We are all familiar with sunlight, and many of us are aware that sunlight consists of a variety of colours, both visible and invisible to the human eye. Each of these colours represents a different energy wavelength. Most of us should be familiar with the effects of Ultraviolet (UV) rays on our skin. If you have made the mistake of looking directly into the sun, or even snow on a sunny day, you will also be aware of what UV radiation can do to your eyes. But there is another light that is becoming almost as much of a concern, and that is Blue Light.
What is Blue Light?
Blue light, also known as High Energy Visible (HEV) Light is another member of the light spectrum, much like UV light. For those of you who have seen a rainbow, it should be no surprise that blue light is at the same end of the solar light spectrum as UV light. In fact, it has much in common with UV light. For instance, they both have short wavelengths, which means that they have the highest energy. This energy can have both positive and negative effects. As you know UV radiation provides us with the necessary amount of vitamin D to live healthy lives, as well as warming us and giving an all over happy, healthy feeling. But too much UV radiation can give us a nasty sunburn. Excessive eye expose to UV rays can damage our eyes and may even lead to blindness. Well, the same is true about blue light, and these days we get much more blue light than we ever did in the past.
Where can you be exposed to Blue Light?
Blue light, of course, is a part of sunlight and, in fact, is what makes the sky appear blue. However, just as UV light can be found in tanning beds, blue light is also found in a number of artificial sources. Sources of blue light include TVs, LED lighting, fluorescent lighting, and many electronic devices including smart phones, computer screens and tablets.
Pros and Cons of Blue Light
As with most things in life, blue light in moderation is good for you. It boosts attention, strengthens memory, elevates your mood and increases your reaction time. Good things, right? But we no longer live in a moderate world, especially when it comes to blue light. With electronic screens literally in our faces day and night, we are getting much more blue light exposure now than any time in history.

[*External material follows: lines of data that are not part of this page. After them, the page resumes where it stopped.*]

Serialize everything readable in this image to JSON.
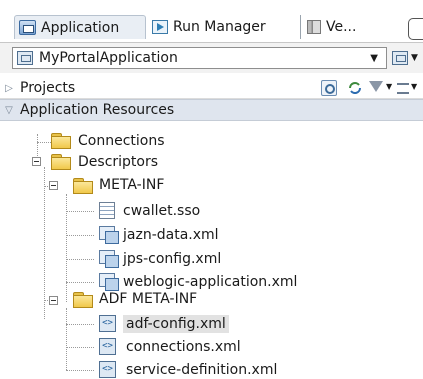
{
  "tabs": [
    {
      "label": "Application",
      "icon": "application-icon",
      "active": true
    },
    {
      "label": "Run Manager",
      "icon": "run-manager-icon",
      "active": false
    },
    {
      "label": "Ve...",
      "icon": "versioning-icon",
      "active": false
    }
  ],
  "application_selector": {
    "value": "MyPortalApplication",
    "icon": "application-workspace-icon",
    "arrow": "▼"
  },
  "panels": {
    "projects": {
      "label": "Projects",
      "collapsed": true
    },
    "application_resources": {
      "label": "Application Resources",
      "collapsed": false
    }
  },
  "tree": {
    "connections": "Connections",
    "descriptors": "Descriptors",
    "meta_inf": {
      "label": "META-INF",
      "files": [
        "cwallet.sso",
        "jazn-data.xml",
        "jps-config.xml",
        "weblogic-application.xml"
      ]
    },
    "adf_meta_inf": {
      "label": "ADF META-INF",
      "files": [
        "adf-config.xml",
        "connections.xml",
        "service-definition.xml"
      ],
      "selected": "adf-config.xml"
    }
  },
  "colors": {
    "section_header": "#dfe5ee",
    "selection": "#e2e2e2",
    "folder": "#f1c84a"
  }
}
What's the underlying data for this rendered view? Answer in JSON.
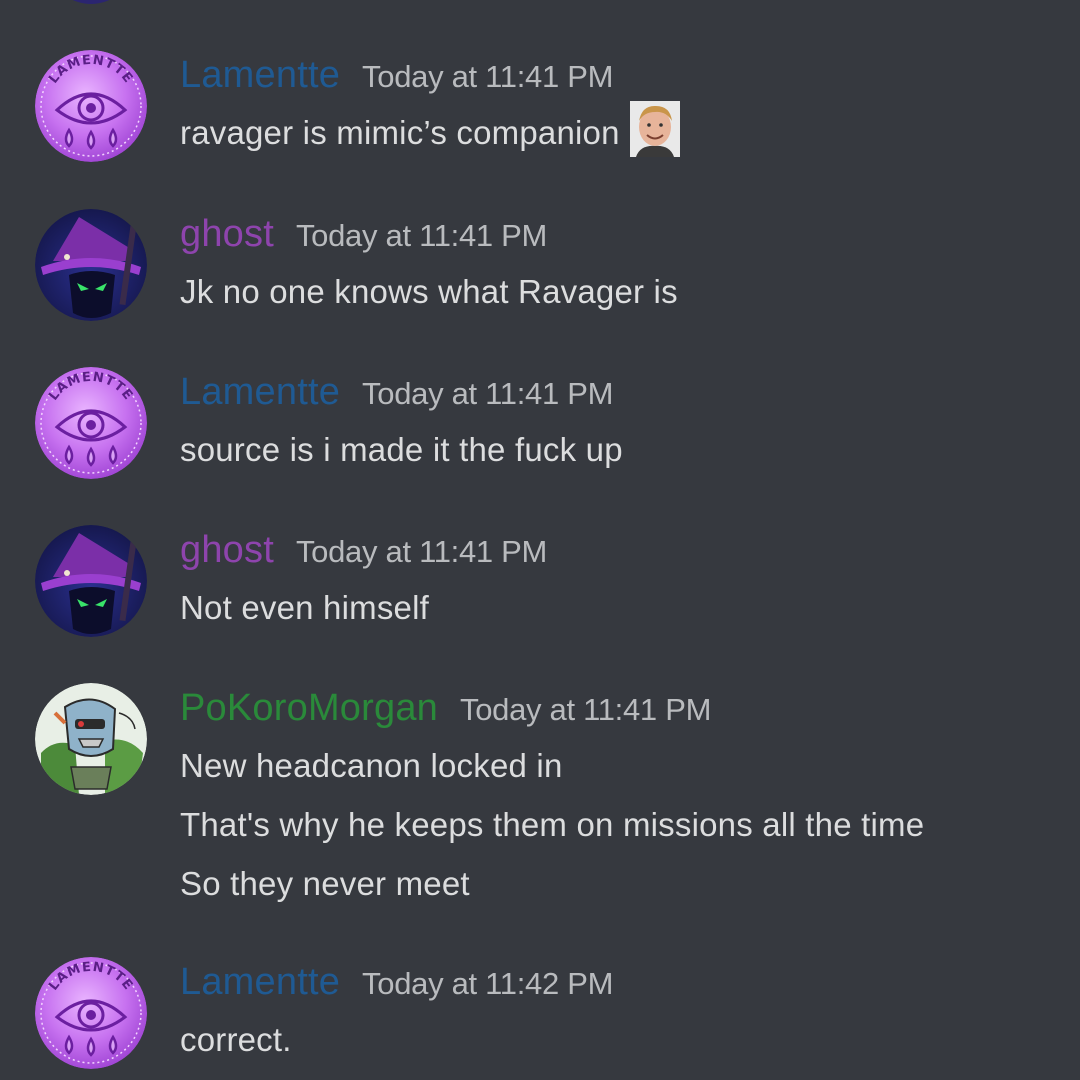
{
  "colors": {
    "background": "#36393f",
    "message_text": "#dcddde",
    "timestamp": "#b9bbbe",
    "lamentte_name": "#1f5a93",
    "ghost_name": "#8e44ad",
    "pokoro_name": "#2a8a3a"
  },
  "messages": [
    {
      "author": "Lamentte",
      "timestamp": "Today at 11:41 PM",
      "avatar_icon": "lamentte-eye-avatar-icon",
      "avatar_text": "LAMENTTE",
      "lines": [
        "ravager is mimic’s companion"
      ],
      "emoji": "smiling-man-face-emoji-icon"
    },
    {
      "author": "ghost",
      "timestamp": "Today at 11:41 PM",
      "avatar_icon": "ghost-witch-avatar-icon",
      "lines": [
        "Jk no one knows what Ravager is"
      ]
    },
    {
      "author": "Lamentte",
      "timestamp": "Today at 11:41 PM",
      "avatar_icon": "lamentte-eye-avatar-icon",
      "avatar_text": "LAMENTTE",
      "lines": [
        "source is i made it the fuck up"
      ]
    },
    {
      "author": "ghost",
      "timestamp": "Today at 11:41 PM",
      "avatar_icon": "ghost-witch-avatar-icon",
      "lines": [
        "Not even himself"
      ]
    },
    {
      "author": "PoKoroMorgan",
      "timestamp": "Today at 11:41 PM",
      "avatar_icon": "robot-drawing-avatar-icon",
      "lines": [
        "New headcanon locked in",
        "That's why he keeps them on missions all the time",
        "So they never meet"
      ]
    },
    {
      "author": "Lamentte",
      "timestamp": "Today at 11:42 PM",
      "avatar_icon": "lamentte-eye-avatar-icon",
      "avatar_text": "LAMENTTE",
      "lines": [
        "correct."
      ]
    }
  ]
}
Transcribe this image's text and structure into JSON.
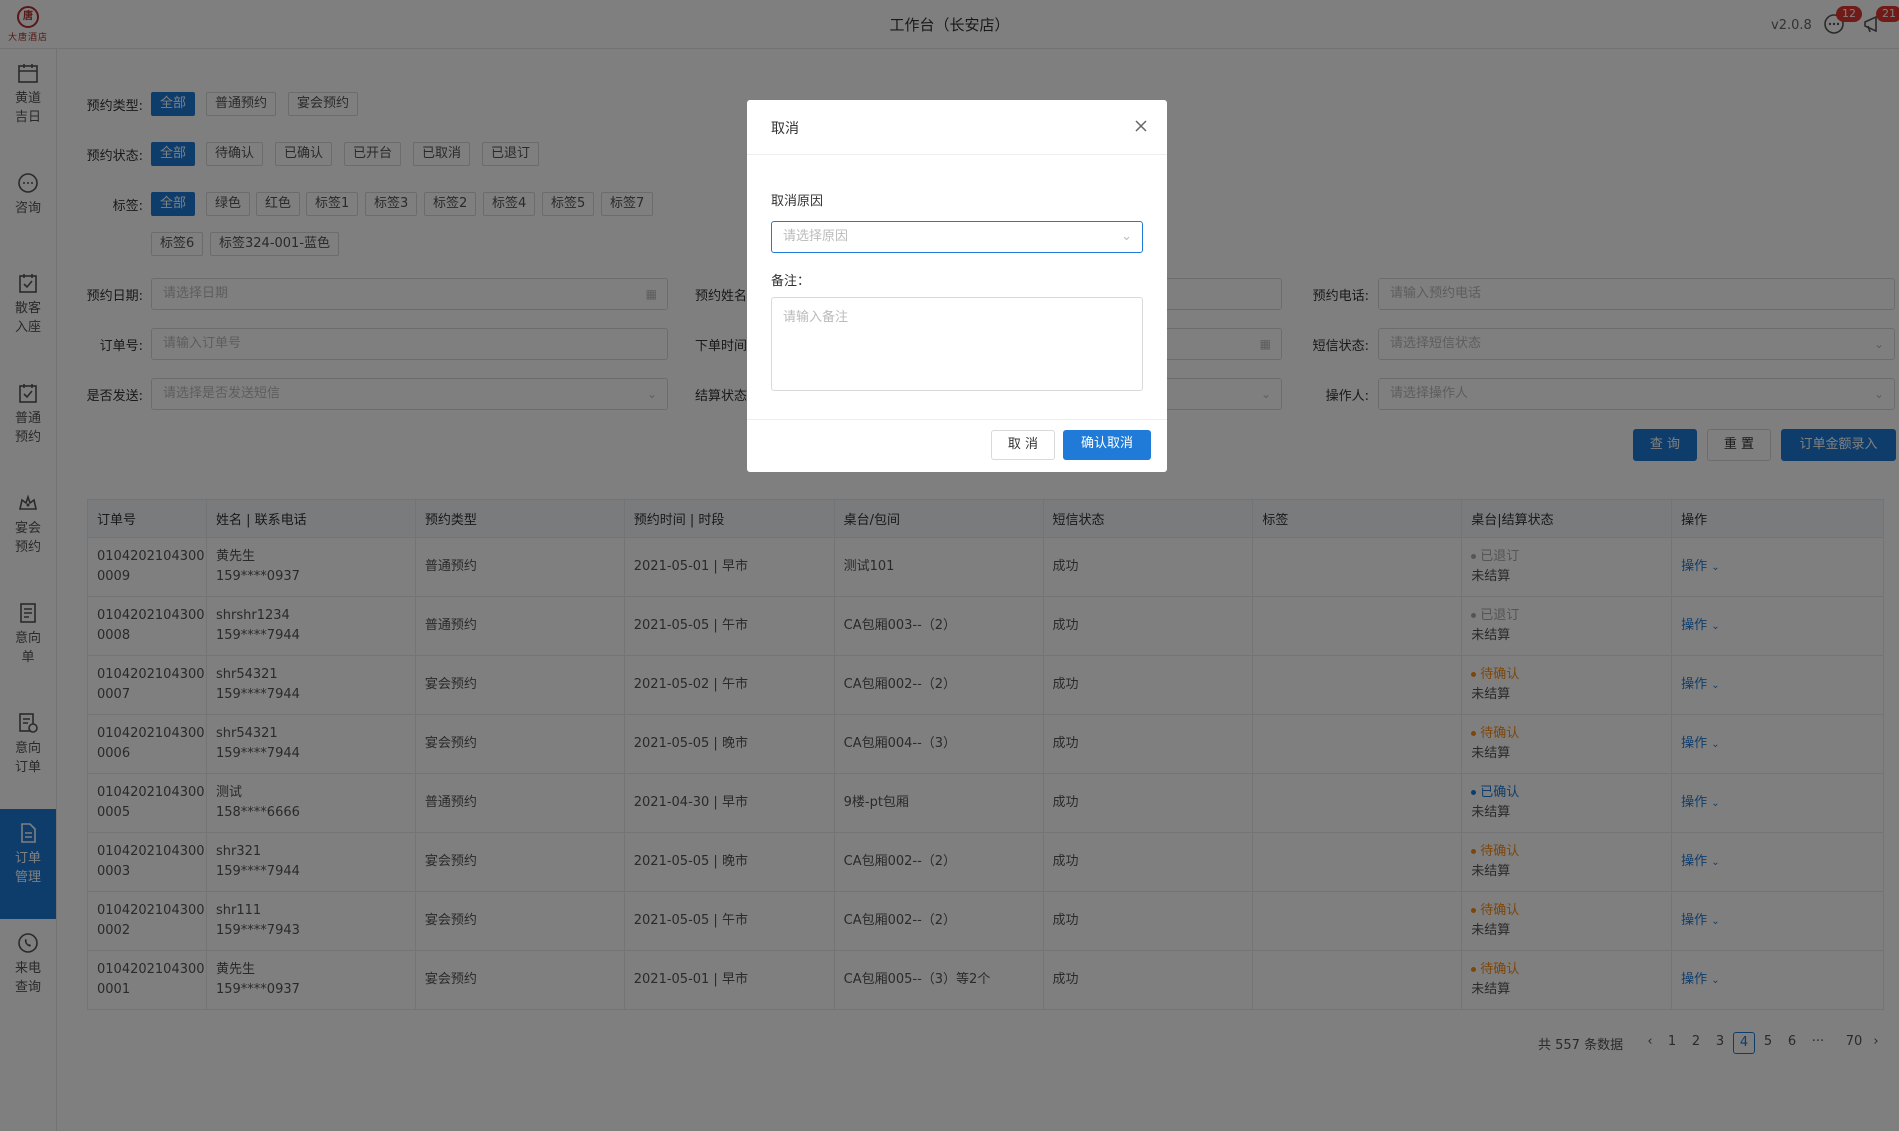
{
  "header": {
    "logo_text": "大唐酒店",
    "title": "工作台（长安店）",
    "version": "v2.0.8",
    "chat_badge": "12",
    "notice_badge": "21"
  },
  "sidebar": {
    "items": [
      {
        "label": "黄道吉日",
        "icon": "calendar-icon"
      },
      {
        "label": "咨询",
        "icon": "chat-icon"
      },
      {
        "label": "散客入座",
        "icon": "checkin-icon"
      },
      {
        "label": "普通预约",
        "icon": "reserve-icon"
      },
      {
        "label": "宴会预约",
        "icon": "banquet-icon"
      },
      {
        "label": "意向单",
        "icon": "intent-icon"
      },
      {
        "label": "意向订单",
        "icon": "intent-order-icon"
      },
      {
        "label": "订单管理",
        "icon": "order-icon"
      },
      {
        "label": "来电查询",
        "icon": "phone-icon"
      }
    ]
  },
  "filters": {
    "type_label": "预约类型:",
    "types": [
      "全部",
      "普通预约",
      "宴会预约"
    ],
    "status_label": "预约状态:",
    "statuses": [
      "全部",
      "待确认",
      "已确认",
      "已开台",
      "已取消",
      "已退订"
    ],
    "tag_label": "标签:",
    "tags": [
      "全部",
      "绿色",
      "红色",
      "标签1",
      "标签3",
      "标签2",
      "标签4",
      "标签5",
      "标签7",
      "标签6",
      "标签324-001-蓝色"
    ],
    "date_label": "预约日期:",
    "date_placeholder": "请选择日期",
    "name_label": "预约姓名",
    "phone_label": "预约电话:",
    "phone_placeholder": "请输入预约电话",
    "order_label": "订单号:",
    "order_placeholder": "请输入订单号",
    "ordertime_label": "下单时间",
    "sms_label": "短信状态:",
    "sms_placeholder": "请选择短信状态",
    "send_label": "是否发送:",
    "send_placeholder": "请选择是否发送短信",
    "settle_label": "结算状态",
    "operator_label": "操作人:",
    "operator_placeholder": "请选择操作人"
  },
  "actions": {
    "query": "查 询",
    "reset": "重 置",
    "enter_amount": "订单金额录入"
  },
  "table": {
    "headers": [
      "订单号",
      "姓名 | 联系电话",
      "预约类型",
      "预约时间 | 时段",
      "桌台/包间",
      "短信状态",
      "标签",
      "桌台|结算状态",
      "操作"
    ],
    "rows": [
      {
        "order1": "0104202104300",
        "order2": "0009",
        "name": "黄先生",
        "phone": "159****0937",
        "type": "普通预约",
        "time": "2021-05-01 | 早市",
        "table": "测试101",
        "sms": "成功",
        "tag": "",
        "status": "已退订",
        "status_class": "st-gray",
        "settle": "未结算",
        "op": "操作"
      },
      {
        "order1": "0104202104300",
        "order2": "0008",
        "name": "shrshr1234",
        "phone": "159****7944",
        "type": "普通预约",
        "time": "2021-05-05 | 午市",
        "table": "CA包厢003--（2）",
        "sms": "成功",
        "tag": "",
        "status": "已退订",
        "status_class": "st-gray",
        "settle": "未结算",
        "op": "操作"
      },
      {
        "order1": "0104202104300",
        "order2": "0007",
        "name": "shr54321",
        "phone": "159****7944",
        "type": "宴会预约",
        "time": "2021-05-02 | 午市",
        "table": "CA包厢002--（2）",
        "sms": "成功",
        "tag": "",
        "status": "待确认",
        "status_class": "st-orange",
        "settle": "未结算",
        "op": "操作"
      },
      {
        "order1": "0104202104300",
        "order2": "0006",
        "name": "shr54321",
        "phone": "159****7944",
        "type": "宴会预约",
        "time": "2021-05-05 | 晚市",
        "table": "CA包厢004--（3）",
        "sms": "成功",
        "tag": "",
        "status": "待确认",
        "status_class": "st-orange",
        "settle": "未结算",
        "op": "操作"
      },
      {
        "order1": "0104202104300",
        "order2": "0005",
        "name": "测试",
        "phone": "158****6666",
        "type": "普通预约",
        "time": "2021-04-30 | 早市",
        "table": "9楼-pt包厢",
        "sms": "成功",
        "tag": "",
        "status": "已确认",
        "status_class": "st-blue",
        "settle": "未结算",
        "op": "操作"
      },
      {
        "order1": "0104202104300",
        "order2": "0003",
        "name": "shr321",
        "phone": "159****7944",
        "type": "宴会预约",
        "time": "2021-05-05 | 晚市",
        "table": "CA包厢002--（2）",
        "sms": "成功",
        "tag": "",
        "status": "待确认",
        "status_class": "st-orange",
        "settle": "未结算",
        "op": "操作"
      },
      {
        "order1": "0104202104300",
        "order2": "0002",
        "name": "shr111",
        "phone": "159****7943",
        "type": "宴会预约",
        "time": "2021-05-05 | 午市",
        "table": "CA包厢002--（2）",
        "sms": "成功",
        "tag": "",
        "status": "待确认",
        "status_class": "st-orange",
        "settle": "未结算",
        "op": "操作"
      },
      {
        "order1": "0104202104300",
        "order2": "0001",
        "name": "黄先生",
        "phone": "159****0937",
        "type": "宴会预约",
        "time": "2021-05-01 | 早市",
        "table": "CA包厢005--（3）等2个",
        "sms": "成功",
        "tag": "",
        "status": "待确认",
        "status_class": "st-orange",
        "settle": "未结算",
        "op": "操作"
      }
    ]
  },
  "pagination": {
    "total": "共 557 条数据",
    "pages": [
      "1",
      "2",
      "3",
      "4",
      "5",
      "6",
      "···",
      "70"
    ],
    "current": "4"
  },
  "modal": {
    "title": "取消",
    "reason_label": "取消原因",
    "reason_placeholder": "请选择原因",
    "remark_label": "备注：",
    "remark_placeholder": "请输入备注",
    "cancel": "取 消",
    "confirm": "确认取消"
  },
  "colors": {
    "primary": "#1f7bd7",
    "success": "#52c41a",
    "warning": "#fa8c16",
    "badge": "#e0362f"
  }
}
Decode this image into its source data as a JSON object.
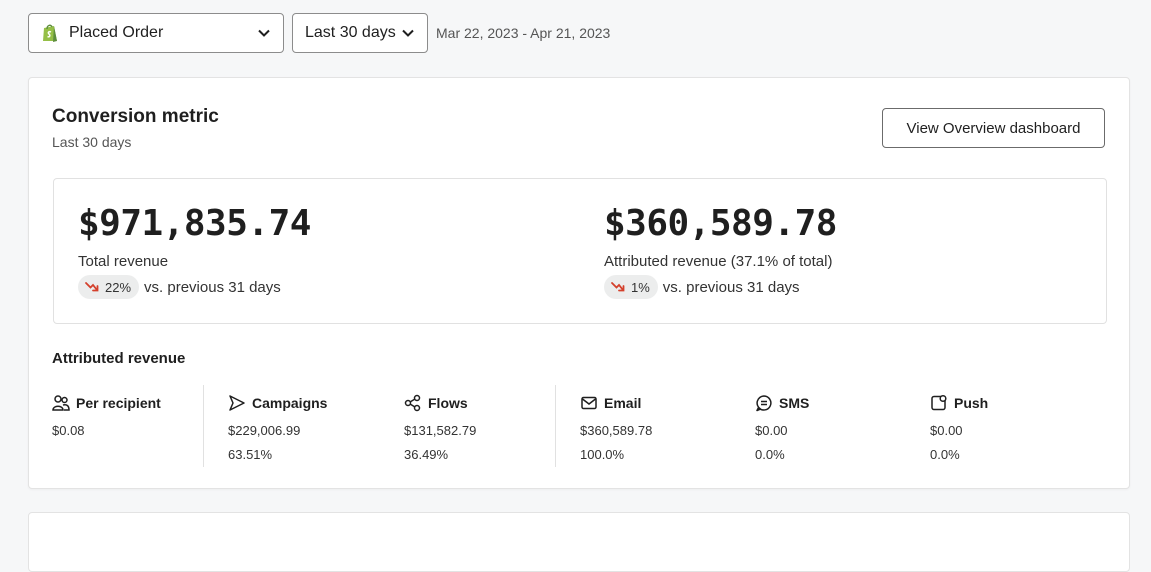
{
  "filters": {
    "metric": "Placed Order",
    "range": "Last 30 days",
    "date_range": "Mar 22, 2023 - Apr 21, 2023"
  },
  "card": {
    "title": "Conversion metric",
    "subtitle": "Last 30 days",
    "overview_button": "View Overview dashboard"
  },
  "revenue": {
    "total": {
      "amount": "$971,835.74",
      "label": "Total revenue",
      "change": "22%",
      "trend": "down",
      "comparison": "vs. previous 31 days"
    },
    "attributed": {
      "amount": "$360,589.78",
      "label": "Attributed revenue (37.1% of total)",
      "change": "1%",
      "trend": "down",
      "comparison": "vs. previous 31 days"
    }
  },
  "attributed_section": {
    "title": "Attributed revenue",
    "columns": [
      {
        "name": "Per recipient",
        "icon": "people-icon",
        "value": "$0.08",
        "percent": ""
      },
      {
        "name": "Campaigns",
        "icon": "send-icon",
        "value": "$229,006.99",
        "percent": "63.51%"
      },
      {
        "name": "Flows",
        "icon": "flow-icon",
        "value": "$131,582.79",
        "percent": "36.49%"
      },
      {
        "name": "Email",
        "icon": "mail-icon",
        "value": "$360,589.78",
        "percent": "100.0%"
      },
      {
        "name": "SMS",
        "icon": "sms-icon",
        "value": "$0.00",
        "percent": "0.0%"
      },
      {
        "name": "Push",
        "icon": "push-icon",
        "value": "$0.00",
        "percent": "0.0%"
      }
    ]
  },
  "colors": {
    "trend_down": "#d4402c",
    "shopify_green": "#5e8e3e"
  }
}
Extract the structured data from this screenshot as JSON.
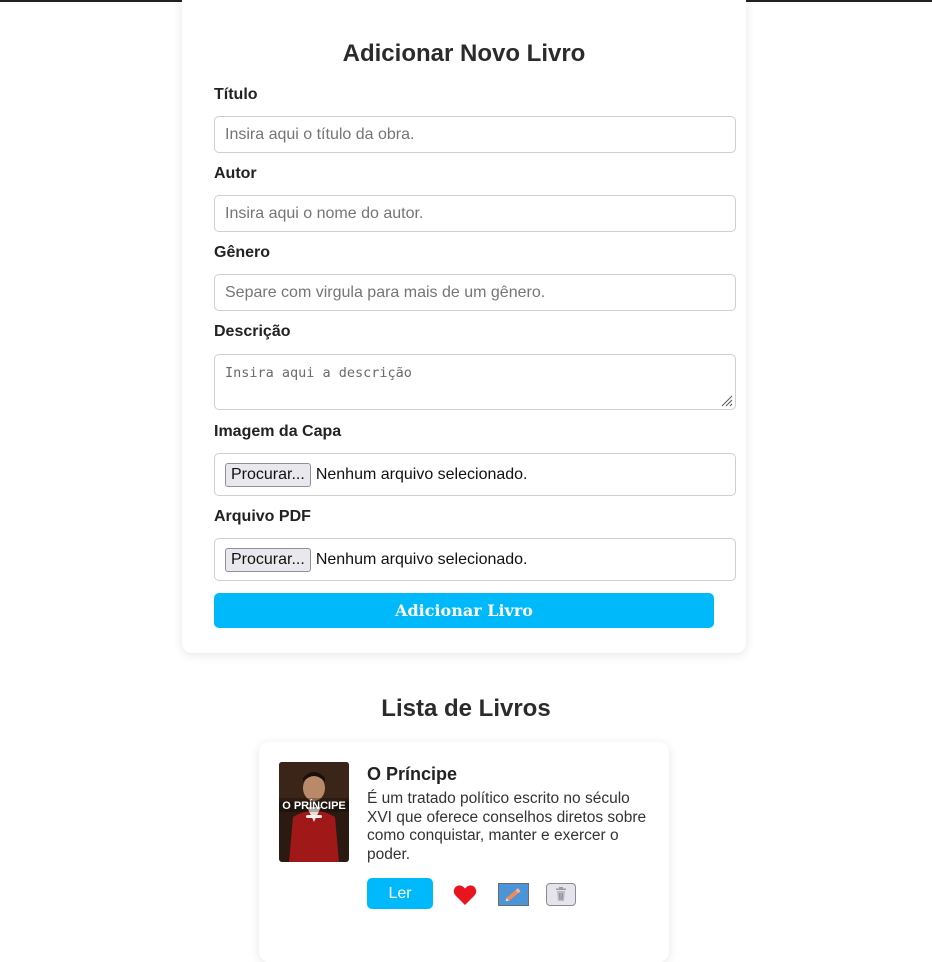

Just as over exposure to UV rays can lead to sunburn and even skin cancer, this over exposure to blue light also has a negative effect on our body. Where blue light is beneficial during daylight hours, the time you would normally get it from the sun, at night it begins to affect our circadian rhythm, which regulates our waking and sleeping cycle, leading to restlessness, difficulty sleeping at night and fatigue during the day.
The Dangers of Blue Light to Your Vision
When it comes to your eyesight, there are also a number of negative effects of over exposure to blue light. Your eye comes with some natural protection from UV rays, but virtually no protection from blue light, so nearly all of it reaches right through to the retina. This is not a problem for short time periods, but extended exposure can lead to eyestrain, headaches, blurred vision and Computer Vision Syndrome. It also increases the risk of Dry Eye Syndrome, Macular Degeneration and potentially increases the risk of Cataracts.
How Can You Protect Yourself from Blue Light
There are a number of ways to protect yourself from blue light. The best way is to minimize your exposure. Take a break from your computer from time to time and rest your eyes. Put down your smartphone and tablet. You can also get blue light filters for your screens to protect your eyes. You may even want to look into getting Computer Glasses, mid-range glasses meant for looking at computer screens with built in blue light protection. Schedule an appointment with your optometrist to find out if computer glasses are for you. Your optometrist can also advise you on other ways to protect your eyes from blue light. Your eyes will thank you.